Corporate organisations to be honoured are DAAR Communications, Mr. Biggs, NAFDAC Abuja, VEE TEK Nigeria Ltd, Aba, Abia State, Tofa General Enterprises, Students in Free-Enterprise (SIFE) Obafemi Awolowo University, Ile-Ife and the Raw Materials Research and Development Council Abuja.

Saturday, 23 May 2009

Are you prepared fro Swine Flu?

You might think that the Swine flu crisis is over. There have been few reported new cases in recent days. Can we all relax. Well, perhaps!

The problem is that a new variant of the virus might rear its head ... with greater effect.

Do we just deal with it when it happens. In a way, yes .. but it does make sense to do whatever you can ... like reviewing policy and practice on home working. Many organisations are looking at such issues - usually with a view to saving money on additional property costs as the firm grows. But home working could be a useful way of stopping a new strain of Swine Flu spreading through your workforce.

So, one thing you can do now is to check which of your IT systems might need to be modified to allow access to data at home - in a secure manner.

Saturday, 16 May 2009

Economic and Environmental imperatives

The biggest research imperative facing Agriculture today is to find ways of reducing greenhouse gas emissions that also deliver productivity gains according to the Australian Council of Deans of Agriculture (ACDA).

At their meeting in Canberra this month, ACDA president, Professor Roger Leigh, indicated that 2013 is the date set to review the involvement of agriculture in any carbon trading scheme.

“Doing nothing in the meantime to address agricultural emissions will see agricultural costs of production increase,” Professor Leigh says. "And these costs need to be offset by productivity increases."

Prof Leigh went on to say that Australian agriculture has a substantial long-term opportunity to contribute to addressing the world’s food shortages as well as continuing to underpin the Australian economy through its export earnings.

Monday, 11 May 2009

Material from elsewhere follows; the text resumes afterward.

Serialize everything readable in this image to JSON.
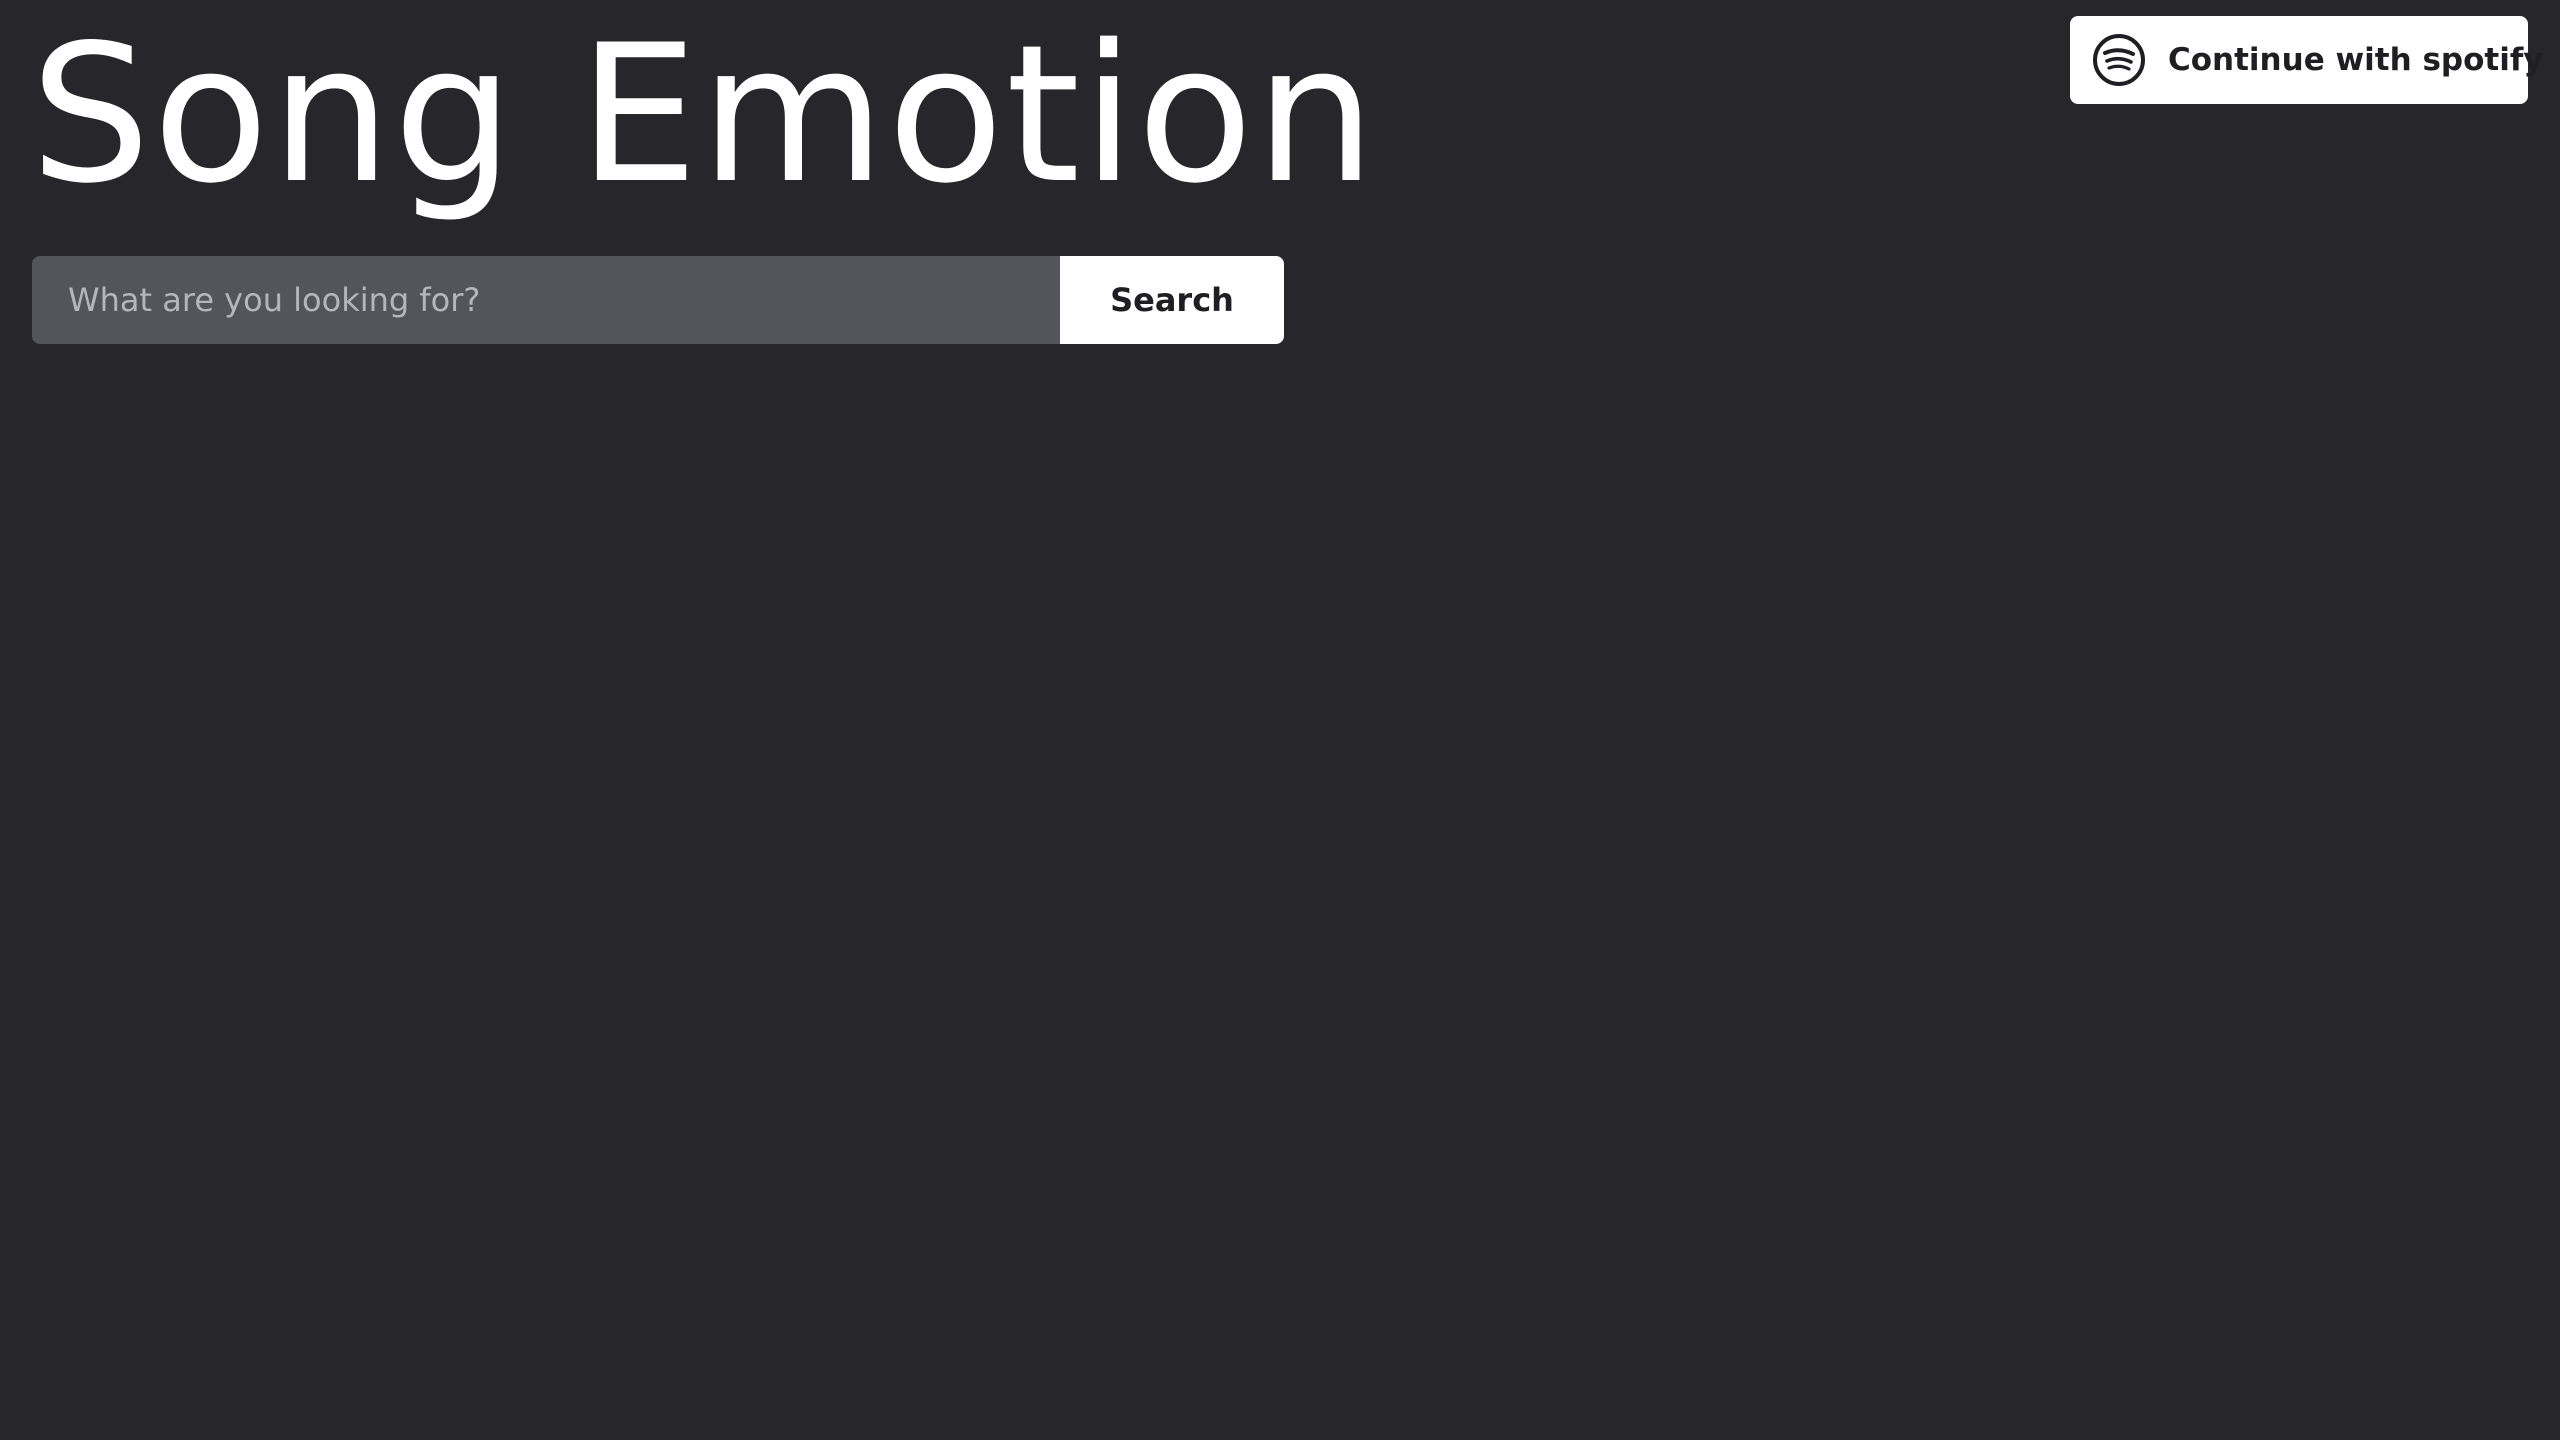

New Zealand needs New Productivity

Raising productivity has been identified in an OECD report on New Zealand as the country's greatest medium term challenge. The report analyses New Zealand's economic situation, identifies perceived failings and offers a raft of measures on to how to improve them.

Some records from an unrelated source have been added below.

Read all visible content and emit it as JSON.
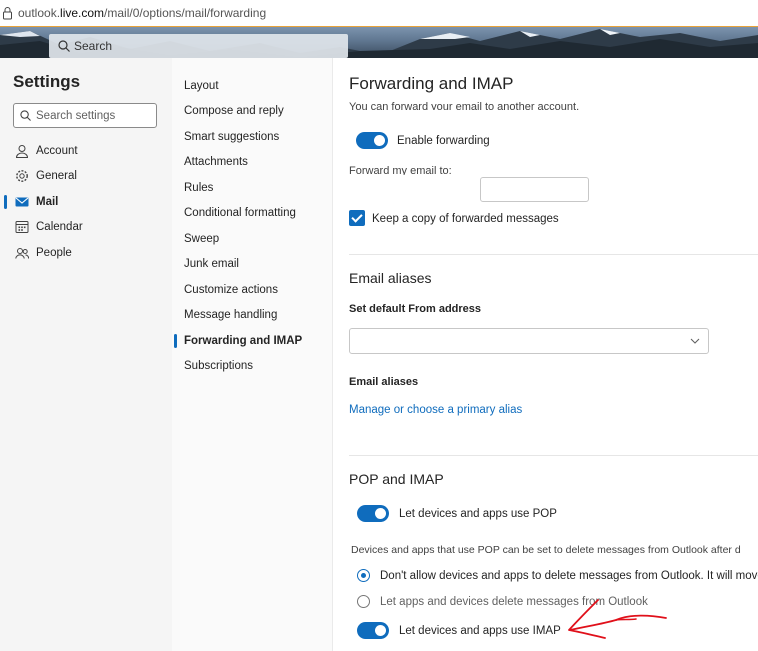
{
  "browser": {
    "url_prefix": "outlook.",
    "url_domain": "live.com",
    "url_path": "/mail/0/options/mail/forwarding"
  },
  "header": {
    "search_label": "Search"
  },
  "settings": {
    "title": "Settings",
    "search_placeholder": "Search settings",
    "categories": [
      {
        "label": "Account",
        "icon": "person-icon"
      },
      {
        "label": "General",
        "icon": "gear-icon"
      },
      {
        "label": "Mail",
        "icon": "mail-icon",
        "active": true
      },
      {
        "label": "Calendar",
        "icon": "calendar-icon"
      },
      {
        "label": "People",
        "icon": "people-icon"
      }
    ]
  },
  "mail_nav": {
    "items": [
      "Layout",
      "Compose and reply",
      "Smart suggestions",
      "Attachments",
      "Rules",
      "Conditional formatting",
      "Sweep",
      "Junk email",
      "Customize actions",
      "Message handling",
      "Forwarding and IMAP",
      "Subscriptions"
    ],
    "active": "Forwarding and IMAP"
  },
  "main": {
    "title": "Forwarding and IMAP",
    "forwarding": {
      "clipped_intro": "You can forward your email to another account.",
      "enable_label": "Enable forwarding",
      "forward_to_label": "Forward my email to:",
      "forward_to_value": "",
      "keep_copy_label": "Keep a copy of forwarded messages"
    },
    "aliases": {
      "title": "Email aliases",
      "default_from_label": "Set default From address",
      "default_from_value": "",
      "aliases_label": "Email aliases",
      "manage_link": "Manage or choose a primary alias"
    },
    "pop_imap": {
      "title": "POP and IMAP",
      "pop_toggle_label": "Let devices and apps use POP",
      "pop_description": "Devices and apps that use POP can be set to delete messages from Outlook after d",
      "radio_dont_allow": "Don't allow devices and apps to delete messages from Outlook. It will move t",
      "radio_allow": "Let apps and devices delete messages from Outlook",
      "imap_toggle_label": "Let devices and apps use IMAP"
    }
  },
  "colors": {
    "accent": "#0f6cbd",
    "annotation": "#e0101a"
  }
}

It noted New Zealand's economy was now among the most indebted in the OECD (Organisation for Economic Co-operation and Development) group of 30 industrialised nations.

While a process of debt reduction had started, persistent, large current-account deficits and a high external debt rendered the economy especially vulnerable in the recession. The report suggests that the economy is likely to remain in recession throughout 2009, before recovering "only hesitantly" in 2010 and goes on to say that increased productivity growth is critical for closing the large income gap with other OECD countries, and that government ownership should be reassessed to spur competition in certain sectors.

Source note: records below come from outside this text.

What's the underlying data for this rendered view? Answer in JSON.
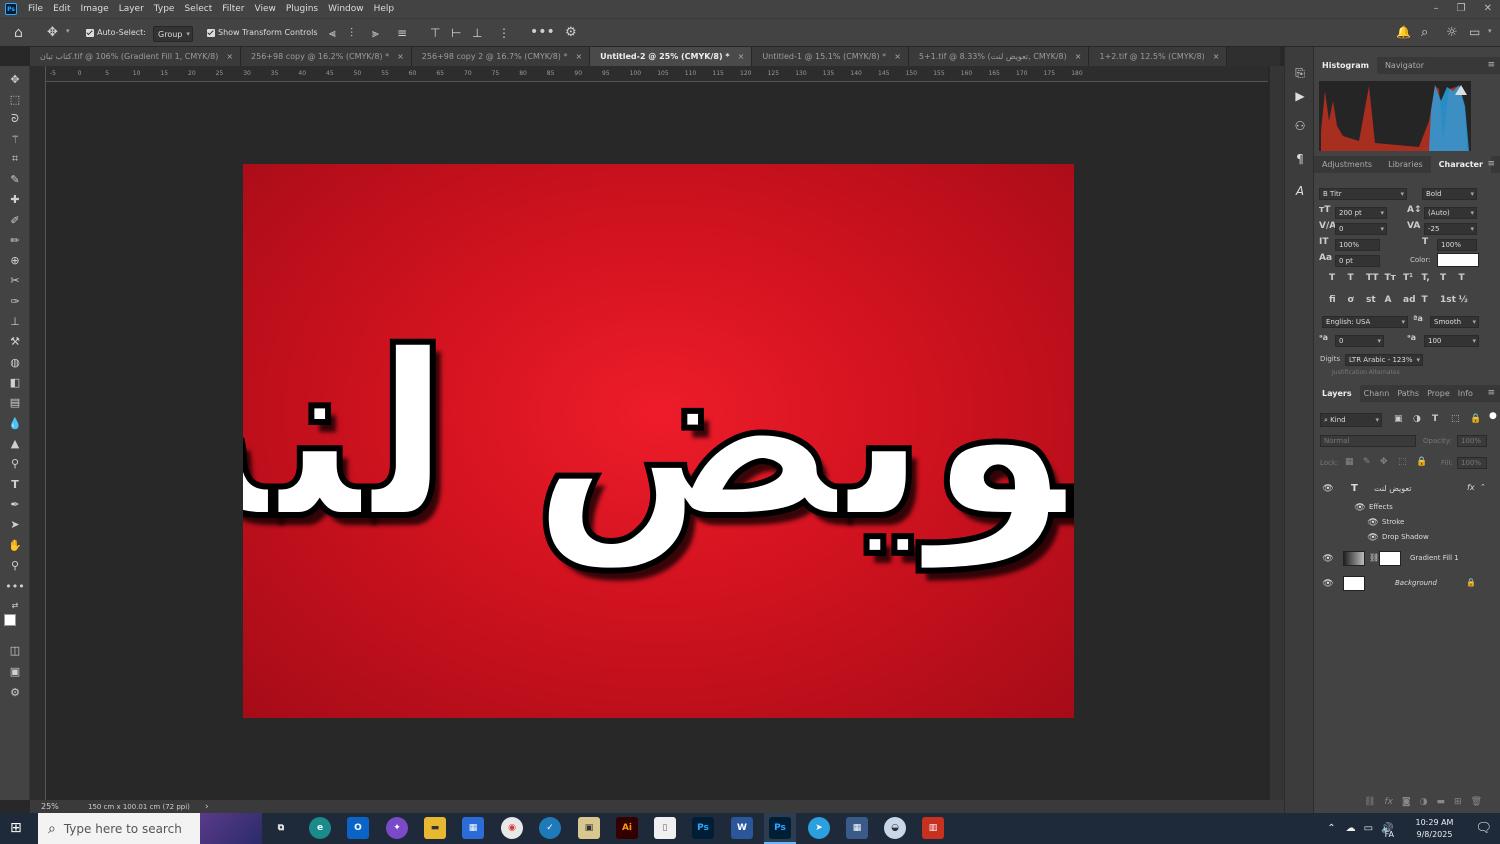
{
  "app": {
    "name": "Photoshop",
    "logo_text": "Ps"
  },
  "menu": [
    "File",
    "Edit",
    "Image",
    "Layer",
    "Type",
    "Select",
    "Filter",
    "View",
    "Plugins",
    "Window",
    "Help"
  ],
  "window_controls": [
    "minimize-icon",
    "restore-icon",
    "close-icon"
  ],
  "options_bar": {
    "auto_select_label": "Auto-Select:",
    "auto_select_checked": true,
    "group_value": "Group",
    "show_transform_label": "Show Transform Controls",
    "show_transform_checked": true
  },
  "tabs": [
    {
      "label": "كتاب تيان.tif @ 106% (Gradient Fill 1, CMYK/8)",
      "active": false
    },
    {
      "label": "256+98 copy @ 16.2% (CMYK/8) *",
      "active": false
    },
    {
      "label": "256+98 copy 2 @ 16.7% (CMYK/8) *",
      "active": false
    },
    {
      "label": "Untitled-2 @ 25% (CMYK/8) *",
      "active": true
    },
    {
      "label": "Untitled-1 @ 15.1% (CMYK/8) *",
      "active": false
    },
    {
      "label": "5+1.tif @ 8.33% (تعویض لنت, CMYK/8)",
      "active": false
    },
    {
      "label": "1+2.tif @ 12.5% (CMYK/8)",
      "active": false
    }
  ],
  "ruler_labels": [
    "-5",
    "0",
    "5",
    "10",
    "15",
    "20",
    "25",
    "30",
    "35",
    "40",
    "45",
    "50",
    "55",
    "60",
    "65",
    "70",
    "75",
    "80",
    "85",
    "90",
    "95",
    "100",
    "105",
    "110",
    "115",
    "120",
    "125",
    "130",
    "135",
    "140",
    "145",
    "150",
    "155",
    "160",
    "165",
    "170",
    "175",
    "180"
  ],
  "canvas": {
    "text": "تعویض لنت",
    "bg_color": "#e31b23",
    "text_color": "#ffffff"
  },
  "status": {
    "zoom": "25%",
    "doc_size": "150 cm x 100.01 cm (72 ppi)"
  },
  "panel_histogram": {
    "tabs": [
      "Histogram",
      "Navigator"
    ],
    "active": "Histogram"
  },
  "panel_character": {
    "tabs": [
      "Adjustments",
      "Libraries",
      "Character"
    ],
    "active": "Character",
    "font_family": "B Titr",
    "font_style": "Bold",
    "font_size": "200 pt",
    "leading": "(Auto)",
    "kerning": "0",
    "tracking": "-25",
    "vertical_scale": "100%",
    "horizontal_scale": "100%",
    "baseline_shift": "0 pt",
    "color_label": "Color:",
    "color": "#ffffff",
    "language": "English: USA",
    "antialias": "Smooth",
    "hyphen_a": "0",
    "hyphen_b": "100",
    "digits_label": "Digits",
    "digits_value": "LTR Arabic - 123%",
    "justification_alt": "Justification Alternates",
    "style_buttons": [
      "T",
      "T",
      "TT",
      "Tт",
      "T¹",
      "T,",
      "T",
      "T"
    ],
    "opentype_buttons": [
      "fi",
      "ơ",
      "st",
      "A",
      "ad",
      "T",
      "1st",
      "½"
    ]
  },
  "panel_layers": {
    "tabs": [
      "Layers",
      "Chann",
      "Paths",
      "Prope",
      "Info"
    ],
    "active": "Layers",
    "filter_kind": "Kind",
    "blend_mode": "Normal",
    "opacity_label": "Opacity:",
    "opacity_value": "100%",
    "lock_label": "Lock:",
    "fill_label": "Fill:",
    "fill_value": "100%",
    "layers": [
      {
        "name": "تعویض لنت",
        "type": "text",
        "fx": "fx",
        "visible": true
      },
      {
        "name": "Effects",
        "type": "effects-group",
        "visible": true
      },
      {
        "name": "Stroke",
        "type": "effect",
        "visible": true
      },
      {
        "name": "Drop Shadow",
        "type": "effect",
        "visible": true
      },
      {
        "name": "Gradient Fill 1",
        "type": "fill",
        "visible": true
      },
      {
        "name": "Background",
        "type": "background",
        "locked": true,
        "visible": true
      }
    ]
  },
  "taskbar": {
    "search_placeholder": "Type here to search",
    "apps": [
      "Ai",
      "Ps",
      "W",
      "Ps"
    ],
    "time": "10:29 AM",
    "date": "9/8/2025",
    "lang": "FA"
  }
}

Sunday, 3 May 2009

Conservation Agriculture boosts productivity

Unlike conventional farming practices, conservation agriculture (CA)is aimed at attaining food security at the household level by minimizing soil disturbance, maintaining a permanent soil cover and practising crop rotation. When these are practised together with other good agronomic practices it is possible to increase yields significantly.

Labour or fuel costs are reduced dramatically by moving away from ploughing. Fertilizer and moisture are used more efficiently by concentrating them where they are needed by the crops.

Experience from pilot CA projects in Zambia and Zimbabwe shows increased access to food by those that practice it. This in turn has reduced their dependence on food markets and has increased their resilience to weather and socio-economic related shocks” said Bernard Namachila, Permanent Secretary, Ministry of Agriculture and Cooperatives in Zambia at a regional event on CA event in April.